■ DATA SECTION ■

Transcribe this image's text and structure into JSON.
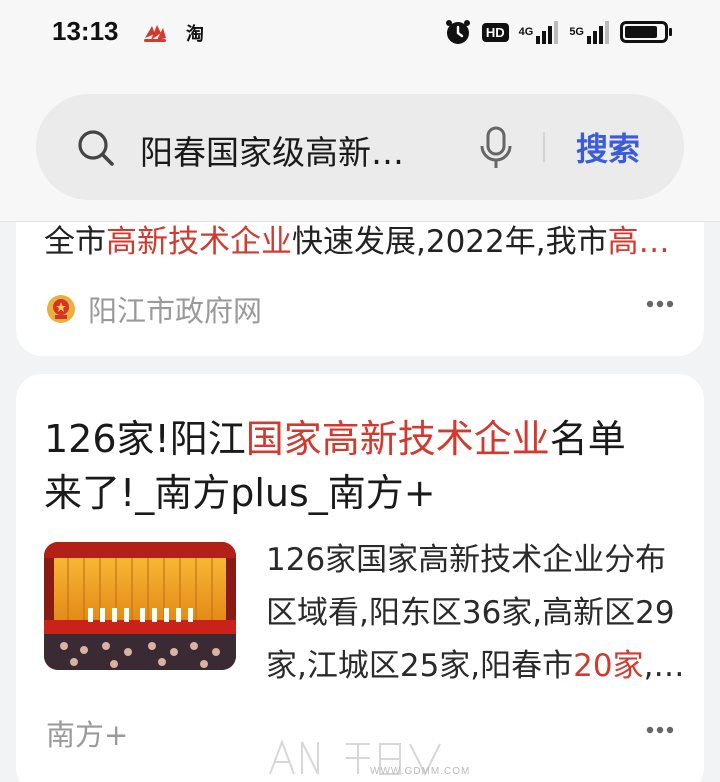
{
  "status_bar": {
    "time": "13:13",
    "app_icons": [
      "poker-app-icon",
      "taobao-icon"
    ],
    "taobao_label": "淘",
    "hd_label": "HD",
    "net1": "4G",
    "net2": "5G"
  },
  "search": {
    "query": "阳春国家级高新…",
    "button_label": "搜索"
  },
  "results": [
    {
      "snippet_parts": [
        "全市",
        "高新技术企业",
        "快速发展,2022年,我市",
        "高…"
      ],
      "source": "阳江市政府网"
    },
    {
      "title_parts": [
        "126家!阳江",
        "国家高新技术企业",
        "名单"
      ],
      "title_line2": "来了!_南方plus_南方+",
      "desc_line1": "126家国家高新技术企业分布",
      "desc_line2": "区域看,阳东区36家,高新区29",
      "desc_line3_parts": [
        "家,江城区25家,阳春市",
        "20家",
        ",…"
      ],
      "source": "南方+"
    }
  ],
  "watermark": {
    "url": "WWW.GDMM.COM"
  },
  "colors": {
    "highlight": "#d33a2f",
    "search_button": "#3b5cd9",
    "background": "#f2f3f5"
  }
}
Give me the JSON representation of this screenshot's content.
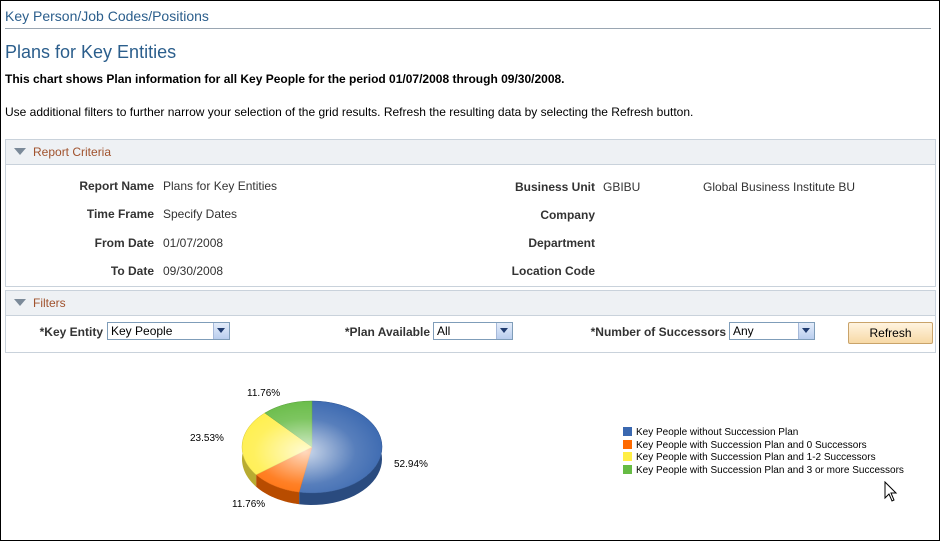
{
  "breadcrumb": "Key Person/Job Codes/Positions",
  "page_title": "Plans for Key Entities",
  "description_bold": "This chart shows Plan information for all Key People for the period 01/07/2008 through 09/30/2008.",
  "description": "Use additional filters to further narrow your selection of the grid results. Refresh the resulting data by selecting the Refresh button.",
  "report_criteria": {
    "title": "Report Criteria",
    "report_name_label": "Report Name",
    "report_name_value": "Plans for Key Entities",
    "time_frame_label": "Time Frame",
    "time_frame_value": "Specify Dates",
    "from_date_label": "From Date",
    "from_date_value": "01/07/2008",
    "to_date_label": "To Date",
    "to_date_value": "09/30/2008",
    "business_unit_label": "Business Unit",
    "business_unit_code": "GBIBU",
    "business_unit_desc": "Global Business Institute BU",
    "company_label": "Company",
    "department_label": "Department",
    "location_code_label": "Location Code"
  },
  "filters": {
    "title": "Filters",
    "key_entity_label": "*Key Entity",
    "key_entity_value": "Key People",
    "plan_available_label": "*Plan Available",
    "plan_available_value": "All",
    "num_successors_label": "*Number of Successors",
    "num_successors_value": "Any",
    "refresh_label": "Refresh"
  },
  "chart_data": {
    "type": "pie",
    "categories": [
      "Key People without Succession Plan",
      "Key People with Succession Plan and 0 Successors",
      "Key People with Succession Plan and 1-2 Successors",
      "Key People with Succession Plan and 3 or more Successors"
    ],
    "values": [
      52.94,
      11.76,
      23.53,
      11.76
    ],
    "value_labels": [
      "52.94%",
      "11.76%",
      "23.53%",
      "11.76%"
    ],
    "colors": [
      "#3a68b0",
      "#ff6a00",
      "#ffee44",
      "#66bb44"
    ],
    "legend_position": "right"
  },
  "icons": {
    "collapse": "triangle-down-icon",
    "dropdown": "chevron-down-icon",
    "cursor": "mouse-pointer-icon"
  }
}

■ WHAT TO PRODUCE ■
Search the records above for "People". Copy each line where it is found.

■ ANSWER TO THE EXERCISE ■
  "description_bold": "This chart shows Plan information for all Key People for the period 01/07/2008 through 09/30/2008.",
    "key_entity_value": "Key People",
      "Key People without Succession Plan",
      "Key People with Succession Plan and 0 Successors",
      "Key People with Succession Plan and 1-2 Successors",
      "Key People with Succession Plan and 3 or more Successors"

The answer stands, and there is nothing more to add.